- Exercise brief: Wherever a line in the records contains the word "patch", return that line.

- Items from a data source:
>>>

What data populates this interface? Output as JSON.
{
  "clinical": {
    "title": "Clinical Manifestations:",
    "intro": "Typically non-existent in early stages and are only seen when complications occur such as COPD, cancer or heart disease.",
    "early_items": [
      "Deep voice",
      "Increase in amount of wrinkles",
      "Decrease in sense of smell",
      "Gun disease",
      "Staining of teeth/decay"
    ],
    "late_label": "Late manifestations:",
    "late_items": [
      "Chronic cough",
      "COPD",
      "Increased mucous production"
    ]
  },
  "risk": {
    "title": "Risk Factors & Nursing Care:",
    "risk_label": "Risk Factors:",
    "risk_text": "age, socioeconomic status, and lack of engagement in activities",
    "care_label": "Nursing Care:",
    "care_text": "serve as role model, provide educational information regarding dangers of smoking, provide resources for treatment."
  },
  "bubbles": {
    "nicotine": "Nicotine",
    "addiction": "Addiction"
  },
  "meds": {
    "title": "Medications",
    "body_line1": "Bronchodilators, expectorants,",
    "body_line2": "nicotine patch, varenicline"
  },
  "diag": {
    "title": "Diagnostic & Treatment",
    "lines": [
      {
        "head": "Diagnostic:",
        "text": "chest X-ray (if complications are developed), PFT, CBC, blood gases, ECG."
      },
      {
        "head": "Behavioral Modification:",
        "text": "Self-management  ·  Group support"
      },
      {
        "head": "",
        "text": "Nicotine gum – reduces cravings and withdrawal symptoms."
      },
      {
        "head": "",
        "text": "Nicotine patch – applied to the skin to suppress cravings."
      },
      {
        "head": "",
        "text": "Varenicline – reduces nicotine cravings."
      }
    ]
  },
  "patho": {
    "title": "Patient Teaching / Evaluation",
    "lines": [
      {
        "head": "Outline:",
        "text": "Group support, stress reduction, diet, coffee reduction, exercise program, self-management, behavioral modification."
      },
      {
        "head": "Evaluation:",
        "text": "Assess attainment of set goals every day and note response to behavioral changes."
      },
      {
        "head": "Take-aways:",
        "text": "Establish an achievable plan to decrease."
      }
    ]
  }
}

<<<
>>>

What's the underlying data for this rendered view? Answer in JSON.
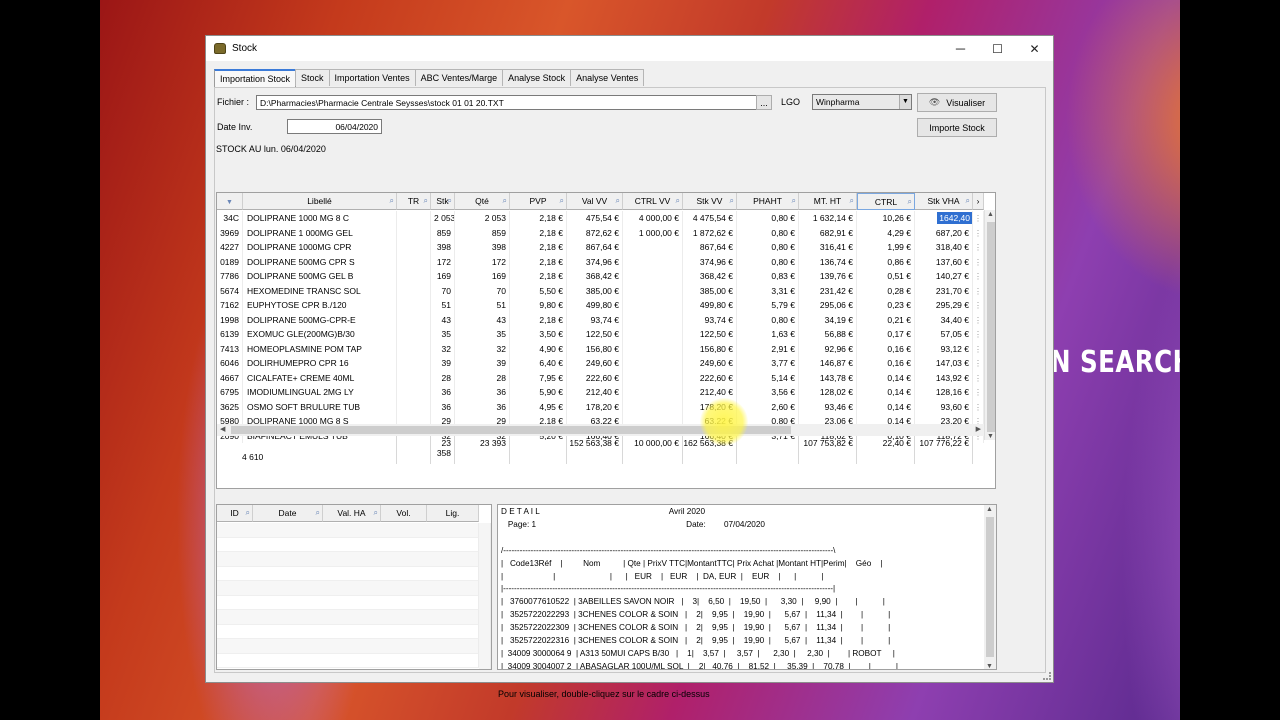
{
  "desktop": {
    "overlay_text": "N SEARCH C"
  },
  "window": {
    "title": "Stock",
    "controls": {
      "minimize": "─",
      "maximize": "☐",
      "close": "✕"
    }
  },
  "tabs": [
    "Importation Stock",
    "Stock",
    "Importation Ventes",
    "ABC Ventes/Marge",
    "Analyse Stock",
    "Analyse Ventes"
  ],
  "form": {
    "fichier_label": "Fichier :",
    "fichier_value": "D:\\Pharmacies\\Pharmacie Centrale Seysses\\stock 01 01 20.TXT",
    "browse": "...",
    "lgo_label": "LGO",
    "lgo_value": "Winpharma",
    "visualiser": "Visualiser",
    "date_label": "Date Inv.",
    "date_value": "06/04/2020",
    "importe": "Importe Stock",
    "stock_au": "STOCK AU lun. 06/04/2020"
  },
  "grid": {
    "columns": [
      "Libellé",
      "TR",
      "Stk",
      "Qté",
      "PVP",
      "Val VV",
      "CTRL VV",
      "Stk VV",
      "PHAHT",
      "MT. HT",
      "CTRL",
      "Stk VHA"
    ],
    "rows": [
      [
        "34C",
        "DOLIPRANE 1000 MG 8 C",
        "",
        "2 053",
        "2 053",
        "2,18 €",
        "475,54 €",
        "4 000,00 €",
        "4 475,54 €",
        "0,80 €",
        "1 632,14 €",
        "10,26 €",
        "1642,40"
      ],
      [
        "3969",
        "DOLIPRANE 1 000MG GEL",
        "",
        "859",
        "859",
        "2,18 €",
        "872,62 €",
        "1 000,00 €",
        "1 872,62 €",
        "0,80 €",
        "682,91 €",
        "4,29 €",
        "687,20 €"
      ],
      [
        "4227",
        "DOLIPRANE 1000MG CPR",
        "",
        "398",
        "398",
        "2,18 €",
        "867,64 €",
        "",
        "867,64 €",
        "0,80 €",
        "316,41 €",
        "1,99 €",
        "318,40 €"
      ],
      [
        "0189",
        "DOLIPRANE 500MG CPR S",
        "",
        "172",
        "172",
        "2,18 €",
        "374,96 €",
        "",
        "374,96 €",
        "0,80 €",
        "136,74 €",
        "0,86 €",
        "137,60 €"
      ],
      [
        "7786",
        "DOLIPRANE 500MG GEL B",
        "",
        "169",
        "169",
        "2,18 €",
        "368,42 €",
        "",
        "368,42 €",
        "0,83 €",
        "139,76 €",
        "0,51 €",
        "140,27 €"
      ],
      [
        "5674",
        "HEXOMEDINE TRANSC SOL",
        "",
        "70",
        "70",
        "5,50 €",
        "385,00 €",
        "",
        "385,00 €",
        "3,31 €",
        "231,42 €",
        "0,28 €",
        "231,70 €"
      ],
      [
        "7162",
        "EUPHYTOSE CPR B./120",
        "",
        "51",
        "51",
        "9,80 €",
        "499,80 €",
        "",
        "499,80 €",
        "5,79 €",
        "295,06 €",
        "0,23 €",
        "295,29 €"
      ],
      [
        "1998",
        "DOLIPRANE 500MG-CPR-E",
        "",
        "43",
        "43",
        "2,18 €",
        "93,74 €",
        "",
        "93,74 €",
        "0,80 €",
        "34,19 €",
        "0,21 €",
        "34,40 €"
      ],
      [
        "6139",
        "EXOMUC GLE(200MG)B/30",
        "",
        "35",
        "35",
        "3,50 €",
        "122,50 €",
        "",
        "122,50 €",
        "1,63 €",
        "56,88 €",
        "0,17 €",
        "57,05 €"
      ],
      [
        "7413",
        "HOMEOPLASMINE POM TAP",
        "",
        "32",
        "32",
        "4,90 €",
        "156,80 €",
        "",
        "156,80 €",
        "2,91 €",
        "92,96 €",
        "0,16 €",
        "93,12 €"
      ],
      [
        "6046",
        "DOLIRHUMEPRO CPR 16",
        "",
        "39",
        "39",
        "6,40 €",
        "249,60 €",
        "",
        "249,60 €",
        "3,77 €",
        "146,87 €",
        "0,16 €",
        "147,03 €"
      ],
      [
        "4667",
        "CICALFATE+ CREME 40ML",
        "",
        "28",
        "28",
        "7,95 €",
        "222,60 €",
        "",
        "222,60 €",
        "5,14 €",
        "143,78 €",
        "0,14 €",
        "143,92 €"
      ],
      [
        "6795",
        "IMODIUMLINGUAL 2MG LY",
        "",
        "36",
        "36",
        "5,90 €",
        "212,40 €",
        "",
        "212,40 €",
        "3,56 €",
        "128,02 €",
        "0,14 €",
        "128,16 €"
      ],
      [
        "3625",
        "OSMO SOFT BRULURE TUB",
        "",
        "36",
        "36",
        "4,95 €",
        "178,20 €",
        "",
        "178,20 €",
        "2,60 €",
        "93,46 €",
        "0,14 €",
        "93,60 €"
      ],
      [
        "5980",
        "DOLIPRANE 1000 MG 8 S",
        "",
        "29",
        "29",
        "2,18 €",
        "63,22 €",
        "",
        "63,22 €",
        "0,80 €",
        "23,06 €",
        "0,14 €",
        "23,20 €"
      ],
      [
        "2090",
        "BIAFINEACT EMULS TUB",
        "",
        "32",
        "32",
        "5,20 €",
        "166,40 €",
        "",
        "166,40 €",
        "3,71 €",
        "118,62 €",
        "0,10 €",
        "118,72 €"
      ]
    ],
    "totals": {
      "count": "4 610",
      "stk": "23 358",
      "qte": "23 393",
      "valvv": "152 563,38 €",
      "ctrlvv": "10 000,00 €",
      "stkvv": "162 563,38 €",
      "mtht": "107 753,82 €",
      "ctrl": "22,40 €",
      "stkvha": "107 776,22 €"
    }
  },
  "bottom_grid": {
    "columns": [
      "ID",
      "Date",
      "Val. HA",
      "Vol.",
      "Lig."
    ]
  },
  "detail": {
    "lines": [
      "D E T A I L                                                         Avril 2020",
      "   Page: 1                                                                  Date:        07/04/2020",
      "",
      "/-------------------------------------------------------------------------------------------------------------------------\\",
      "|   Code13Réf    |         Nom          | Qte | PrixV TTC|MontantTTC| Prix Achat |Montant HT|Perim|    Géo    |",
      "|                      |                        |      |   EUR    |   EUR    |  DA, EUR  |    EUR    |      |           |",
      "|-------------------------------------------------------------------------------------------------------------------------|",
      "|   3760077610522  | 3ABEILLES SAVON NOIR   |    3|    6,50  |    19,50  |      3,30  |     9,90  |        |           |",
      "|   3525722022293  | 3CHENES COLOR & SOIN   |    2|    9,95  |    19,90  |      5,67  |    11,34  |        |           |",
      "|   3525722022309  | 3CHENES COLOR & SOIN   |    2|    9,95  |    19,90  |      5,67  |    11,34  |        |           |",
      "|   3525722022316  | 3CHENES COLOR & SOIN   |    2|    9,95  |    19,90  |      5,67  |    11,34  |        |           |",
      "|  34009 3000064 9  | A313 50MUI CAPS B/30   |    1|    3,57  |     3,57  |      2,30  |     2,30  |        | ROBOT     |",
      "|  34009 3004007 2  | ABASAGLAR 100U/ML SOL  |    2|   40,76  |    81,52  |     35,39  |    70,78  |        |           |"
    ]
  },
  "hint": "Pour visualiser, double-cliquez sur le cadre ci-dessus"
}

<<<

- Written reply:
    "body_line2": "nicotine patch, varenicline"
        "text": "Nicotine patch – applied to the skin to suppress cravings."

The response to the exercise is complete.